The shipping line and/or their agents at the destination must take cognisance of the type of bill of lading issued, the endorsements required on the bill of lading for the type of bill of lading before releasing the cargo..
Some lines are releasing cargo without the endorsement , some are strictly following above, some are content with releasing cargo to whoever is in possession of the bill of lading and are not seeking any endorsement or authorisation letter (in the case of release to an agent)..
What is your viewpoint on this issue and let us take a vote to see how strictly these endorsement requirements are followed..
To the casual onlooker, signing a bill of lading may be a routine, day to day mundane job done by many people across the world.. But the fact is that there are several technicalities to be considered before signing a bill of lading..
It is important to understand that the person signing the bill of lading acknowledges the details recorded on the bill of lading.. Any bill of lading signed with the knowledge of misrepresented facts may be considered to be a fraudulent document and may result in legal consequences for the signatory..
If you are a bill of lading signatory, here are 8 points that you need to consider before signing a bill of lading.. It may be a bit of a long read, but worth it.. 🙂
Cargo insurance is a type of insurance that protects a buyer or seller of goods against damages or loss of cargo..
Despite insurance having been around for centuries, there is still a feeling that any form of insurance is a “grudge purchase” and in the case of cargo shipments, many people ask the question “Do I need cargo insurance for my shipment“..??
By its nature, insurance is an intangible benefit, one that can only be tested under adverse circumstances and there is nothing more adverse than cargo damage..
• Local (Street to Street, City to City, Town to Town etc) • Provincial (Within the same province or state etc) • National (Province to Province, State to State etc) • Global (International trade between countries) • Regional (Within regional trade blocs like EU, BRICS etc)
there are several modes and types of trade/shipments around the world..
Where there is a shipment, there is a possibility of cargo damage and where there is the possibility of cargo damage………………….
All of you have heard about a Certificate of Origin..
In this article, I will explain about what is a certificate of origin, why it is required, who issues it etc..
A Trade agreement is a contractual arrangement between countries concerning their trade relationships and how they conduct trade with each other..
Trade agreements may be bilateral or multilateral and could be in the form of Regional Trade Agreements (RTA) between two or more partners or a Preferential Trade Agreement (PTA) under which developed countries grant preferential tariffs to imports from developing countries..
Customs department in the importing country may require a proof of origin in order to determine whether or not the cargo that is imported may be subjected to certain trade measures such as the preferential duty tariff (for stuff that is imported from with the PTA bloc), prohibted goods etc..
Customs in the exporting country may also require this proof of origin in countries where such trade measures are applicable for exports..
As per WCO’s (World Customs Organisation) definition, “proof of origin” means a document or statement (either in paper or electronic format) which serves as a prima facie evidence to support that the goods to which it relates satisfy the origin criteria under applicable rules of origin.
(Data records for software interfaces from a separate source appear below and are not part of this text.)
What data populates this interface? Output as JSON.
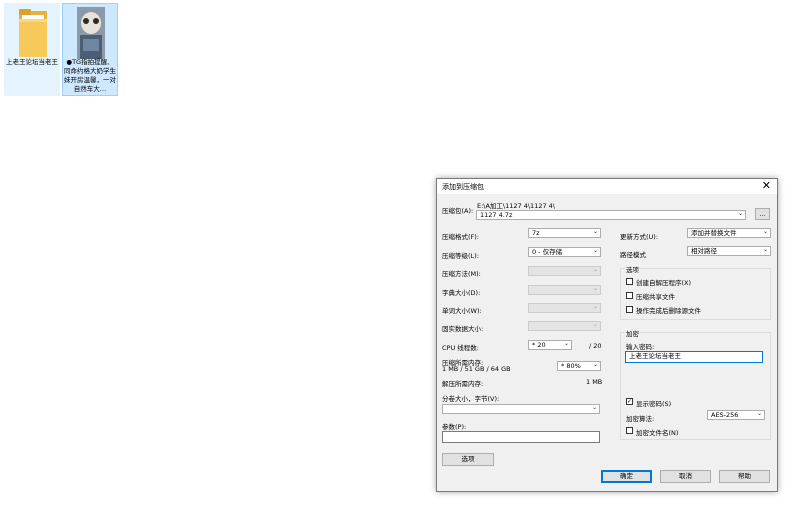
{
  "desktop": {
    "files": [
      {
        "name": "上老王论坛当老王",
        "kind": "folder"
      },
      {
        "name": "●TG指拍提醒、同命约格大奶学生妹开房温馨，一对自然车大…",
        "kind": "image"
      }
    ]
  },
  "dialog": {
    "title": "添加到压缩包",
    "archive_label": "压缩包(A):",
    "archive_path": "E:\\A加工\\1127 4\\1127 4\\",
    "archive_name": "1127 4.7z",
    "browse_label": "...",
    "left": {
      "format_label": "压缩格式(F):",
      "format_value": "7z",
      "level_label": "压缩等级(L):",
      "level_value": "0 - 仅存储",
      "method_label": "压缩方法(M):",
      "dict_label": "字典大小(D):",
      "word_label": "单词大小(W):",
      "solid_label": "固实数据大小:",
      "cpu_label": "CPU 线程数:",
      "cpu_value": "* 20",
      "cpu_total": "/ 20",
      "mem_label": "压缩所需内存:",
      "mem_detail": "1 MB / 51 GB / 64 GB",
      "mem_percent": "* 80%",
      "decomp_label": "解压所需内存:",
      "decomp_value": "1 MB",
      "split_label": "分卷大小，字节(V):",
      "params_label": "参数(P):",
      "options_button": "选项"
    },
    "right": {
      "update_label": "更新方式(U):",
      "update_value": "添加并替换文件",
      "path_label": "路径模式",
      "path_value": "相对路径",
      "options_group": "选项",
      "opt_sfx": "创建自解压程序(X)",
      "opt_shared": "压缩共享文件",
      "opt_delete": "操作完成后删除源文件",
      "encrypt_group": "加密",
      "password_label": "输入密码:",
      "password_value": "上老王论坛当老王",
      "show_password": "显示密码(S)",
      "show_password_check": "✓",
      "algo_label": "加密算法:",
      "algo_value": "AES-256",
      "encrypt_names": "加密文件名(N)"
    },
    "buttons": {
      "ok": "确定",
      "cancel": "取消",
      "help": "帮助"
    }
  }
}
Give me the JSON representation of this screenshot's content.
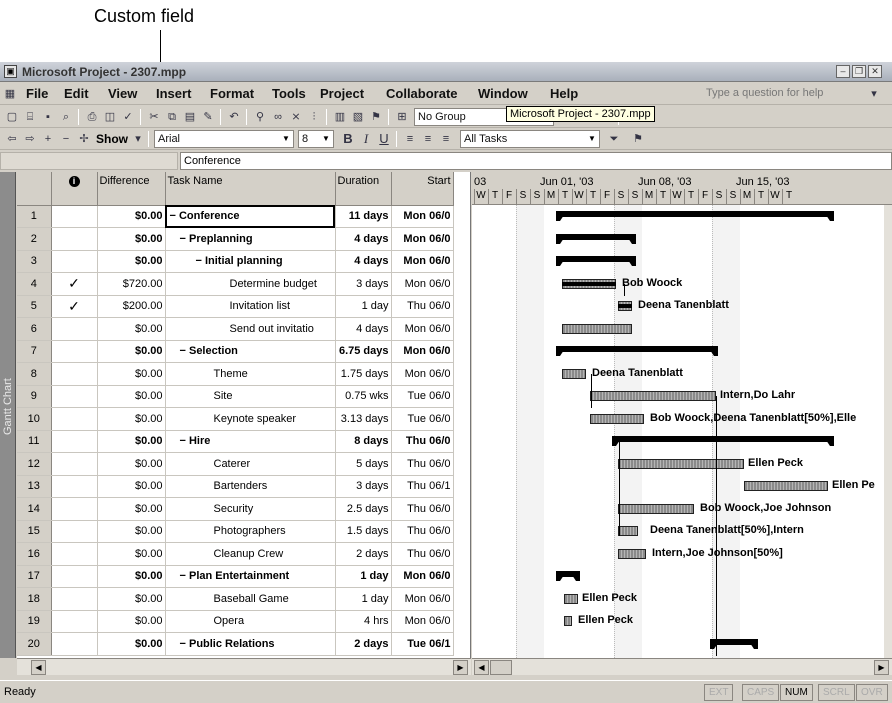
{
  "callout": {
    "label": "Custom field"
  },
  "window": {
    "title": "Microsoft Project - 2307.mpp",
    "tooltip": "Microsoft Project - 2307.mpp"
  },
  "menu": [
    "File",
    "Edit",
    "View",
    "Insert",
    "Format",
    "Tools",
    "Project",
    "Collaborate",
    "Window",
    "Help"
  ],
  "help": {
    "placeholder": "Type a question for help"
  },
  "toolbar1": {
    "group": "No Group"
  },
  "toolbar2": {
    "show": "Show",
    "font": "Arial",
    "size": "8",
    "bold": "B",
    "italic": "I",
    "underline": "U",
    "filter": "All Tasks"
  },
  "editbar": {
    "value": "Conference"
  },
  "view": {
    "label": "Gantt Chart"
  },
  "table": {
    "headers": {
      "id": "",
      "ind": "i",
      "diff": "Difference",
      "name": "Task Name",
      "dur": "Duration",
      "start": "Start"
    },
    "rows": [
      {
        "id": "1",
        "ind": "",
        "diff": "$0.00",
        "name": "− Conference",
        "dur": "11 days",
        "start": "Mon 06/0",
        "sum": true
      },
      {
        "id": "2",
        "ind": "",
        "diff": "$0.00",
        "name": "− Preplanning",
        "dur": "4 days",
        "start": "Mon 06/0",
        "sum": true
      },
      {
        "id": "3",
        "ind": "",
        "diff": "$0.00",
        "name": "− Initial planning",
        "dur": "4 days",
        "start": "Mon 06/0",
        "sum": true
      },
      {
        "id": "4",
        "ind": "✓",
        "diff": "$720.00",
        "name": "Determine budget",
        "dur": "3 days",
        "start": "Mon 06/0",
        "sum": false
      },
      {
        "id": "5",
        "ind": "✓",
        "diff": "$200.00",
        "name": "Invitation list",
        "dur": "1 day",
        "start": "Thu 06/0",
        "sum": false
      },
      {
        "id": "6",
        "ind": "",
        "diff": "$0.00",
        "name": "Send out invitatio",
        "dur": "4 days",
        "start": "Mon 06/0",
        "sum": false
      },
      {
        "id": "7",
        "ind": "",
        "diff": "$0.00",
        "name": "− Selection",
        "dur": "6.75 days",
        "start": "Mon 06/0",
        "sum": true
      },
      {
        "id": "8",
        "ind": "",
        "diff": "$0.00",
        "name": "Theme",
        "dur": "1.75 days",
        "start": "Mon 06/0",
        "sum": false
      },
      {
        "id": "9",
        "ind": "",
        "diff": "$0.00",
        "name": "Site",
        "dur": "0.75 wks",
        "start": "Tue 06/0",
        "sum": false
      },
      {
        "id": "10",
        "ind": "",
        "diff": "$0.00",
        "name": "Keynote speaker",
        "dur": "3.13 days",
        "start": "Tue 06/0",
        "sum": false
      },
      {
        "id": "11",
        "ind": "",
        "diff": "$0.00",
        "name": "− Hire",
        "dur": "8 days",
        "start": "Thu 06/0",
        "sum": true
      },
      {
        "id": "12",
        "ind": "",
        "diff": "$0.00",
        "name": "Caterer",
        "dur": "5 days",
        "start": "Thu 06/0",
        "sum": false
      },
      {
        "id": "13",
        "ind": "",
        "diff": "$0.00",
        "name": "Bartenders",
        "dur": "3 days",
        "start": "Thu 06/1",
        "sum": false
      },
      {
        "id": "14",
        "ind": "",
        "diff": "$0.00",
        "name": "Security",
        "dur": "2.5 days",
        "start": "Thu 06/0",
        "sum": false
      },
      {
        "id": "15",
        "ind": "",
        "diff": "$0.00",
        "name": "Photographers",
        "dur": "1.5 days",
        "start": "Thu 06/0",
        "sum": false
      },
      {
        "id": "16",
        "ind": "",
        "diff": "$0.00",
        "name": "Cleanup Crew",
        "dur": "2 days",
        "start": "Thu 06/0",
        "sum": false
      },
      {
        "id": "17",
        "ind": "",
        "diff": "$0.00",
        "name": "− Plan Entertainment",
        "dur": "1 day",
        "start": "Mon 06/0",
        "sum": true
      },
      {
        "id": "18",
        "ind": "",
        "diff": "$0.00",
        "name": "Baseball Game",
        "dur": "1 day",
        "start": "Mon 06/0",
        "sum": false
      },
      {
        "id": "19",
        "ind": "",
        "diff": "$0.00",
        "name": "Opera",
        "dur": "4 hrs",
        "start": "Mon 06/0",
        "sum": false
      },
      {
        "id": "20",
        "ind": "",
        "diff": "$0.00",
        "name": "− Public Relations",
        "dur": "2 days",
        "start": "Tue 06/1",
        "sum": true
      }
    ]
  },
  "gantt": {
    "weeks": [
      "03",
      "Jun 01, '03",
      "Jun 08, '03",
      "Jun 15, '03"
    ],
    "days": [
      "W",
      "T",
      "F",
      "S",
      "S",
      "M",
      "T",
      "W",
      "T",
      "F",
      "S",
      "S",
      "M",
      "T",
      "W",
      "T",
      "F",
      "S",
      "S",
      "M",
      "T",
      "W",
      "T"
    ],
    "labels": [
      "Bob Woock",
      "Deena Tanenblatt",
      "Deena Tanenblatt",
      "Intern,Do Lahr",
      "Bob Woock,Deena Tanenblatt[50%],Elle",
      "Ellen Peck",
      "Ellen Pe",
      "Bob Woock,Joe Johnson",
      "Deena Tanenblatt[50%],Intern",
      "Intern,Joe Johnson[50%]",
      "Ellen Peck",
      "Ellen Peck"
    ]
  },
  "status": {
    "text": "Ready",
    "indicators": [
      "EXT",
      "CAPS",
      "NUM",
      "SCRL",
      "OVR"
    ],
    "active": "NUM"
  }
}
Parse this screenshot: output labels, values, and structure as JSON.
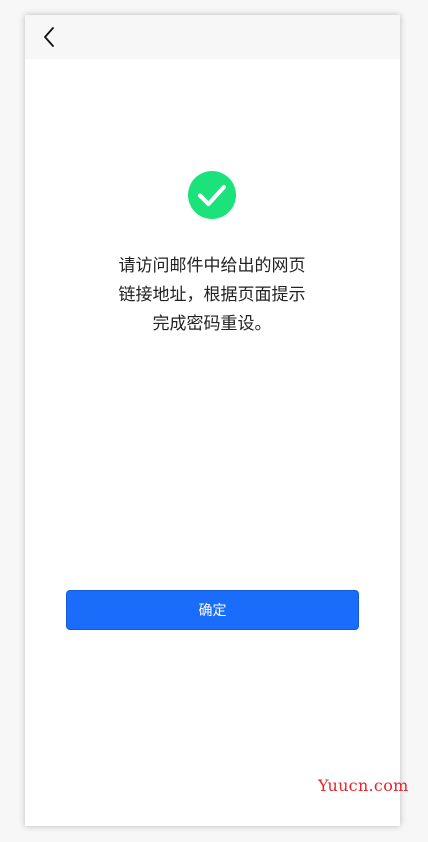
{
  "message": {
    "lines": [
      "请访问邮件中给出的网页",
      "链接地址，根据页面提示",
      "完成密码重设。"
    ]
  },
  "actions": {
    "confirm_label": "确定"
  },
  "watermark": {
    "text": "Yuucn.com"
  },
  "colors": {
    "primary": "#1a6dfb",
    "success": "#1be27a",
    "watermark": "#e8232a"
  },
  "icons": {
    "back": "chevron-left-icon",
    "success": "checkmark-circle-icon"
  }
}
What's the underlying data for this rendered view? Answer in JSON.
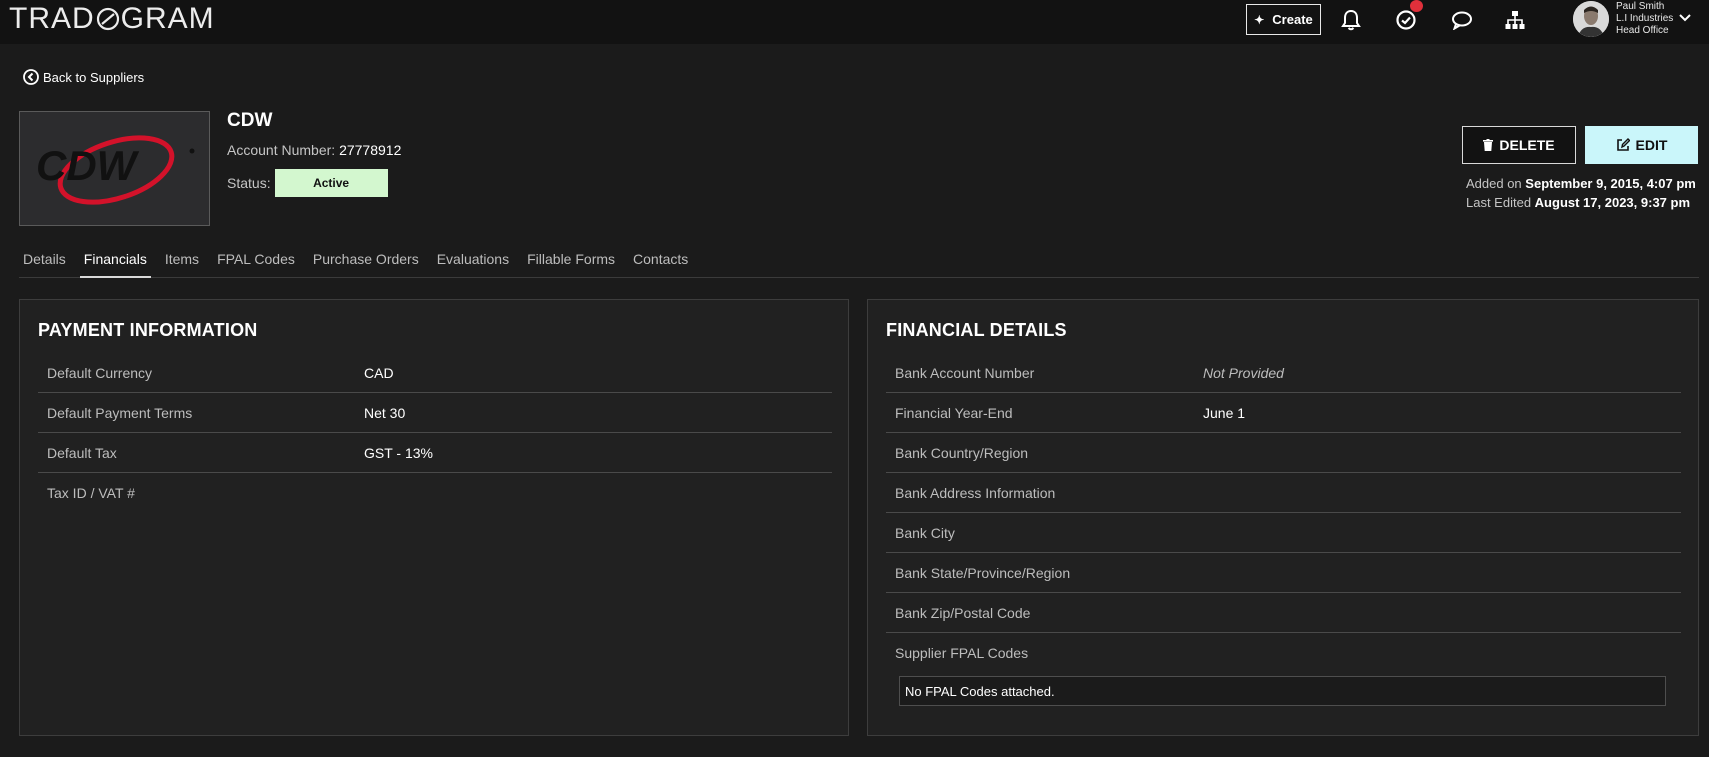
{
  "app": {
    "logo_left": "TRAD",
    "logo_right": "GRAM"
  },
  "topbar": {
    "create_label": "Create",
    "user": {
      "name": "Paul Smith",
      "company": "L.I Industries",
      "office": "Head Office"
    }
  },
  "back_link": "Back to Suppliers",
  "supplier": {
    "logo_text": "CDW",
    "name": "CDW",
    "account_label": "Account Number:",
    "account_number": "27778912",
    "status_label": "Status:",
    "status": "Active",
    "delete_label": "DELETE",
    "edit_label": "EDIT",
    "added_label": "Added on",
    "added_value": "September 9, 2015, 4:07 pm",
    "edited_label": "Last Edited",
    "edited_value": "August 17, 2023, 9:37 pm"
  },
  "tabs": [
    {
      "label": "Details",
      "active": false
    },
    {
      "label": "Financials",
      "active": true
    },
    {
      "label": "Items",
      "active": false
    },
    {
      "label": "FPAL Codes",
      "active": false
    },
    {
      "label": "Purchase Orders",
      "active": false
    },
    {
      "label": "Evaluations",
      "active": false
    },
    {
      "label": "Fillable Forms",
      "active": false
    },
    {
      "label": "Contacts",
      "active": false
    }
  ],
  "payment": {
    "title": "PAYMENT INFORMATION",
    "rows": [
      {
        "label": "Default Currency",
        "value": "CAD"
      },
      {
        "label": "Default Payment Terms",
        "value": "Net 30"
      },
      {
        "label": "Default Tax",
        "value": "GST - 13%"
      },
      {
        "label": "Tax ID / VAT #",
        "value": ""
      }
    ]
  },
  "financial": {
    "title": "FINANCIAL DETAILS",
    "rows": [
      {
        "label": "Bank Account Number",
        "value": "Not Provided"
      },
      {
        "label": "Financial Year-End",
        "value": "June 1"
      },
      {
        "label": "Bank Country/Region",
        "value": ""
      },
      {
        "label": "Bank Address Information",
        "value": ""
      },
      {
        "label": "Bank City",
        "value": ""
      },
      {
        "label": "Bank State/Province/Region",
        "value": ""
      },
      {
        "label": "Bank Zip/Postal Code",
        "value": ""
      },
      {
        "label": "Supplier FPAL Codes",
        "value": ""
      }
    ],
    "fpal_empty": "No FPAL Codes attached."
  },
  "colors": {
    "background": "#1b1b1b",
    "topbar": "#121212",
    "status_active_bg": "#d3f7cf",
    "edit_button_bg": "#caf6fa",
    "notification_badge": "#e0303b",
    "cdw_red": "#d3122a"
  },
  "icons": {
    "create": "plus-icon",
    "bell": "bell-icon",
    "tasks": "check-circle-icon",
    "chat": "chat-bubble-icon",
    "org": "org-chart-icon",
    "back": "arrow-left-circle-icon",
    "delete": "trash-icon",
    "edit": "edit-icon",
    "user_menu": "chevron-down-icon"
  }
}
It includes a certificate of origin, a self-issued certificate of origin, or a declaration of origin..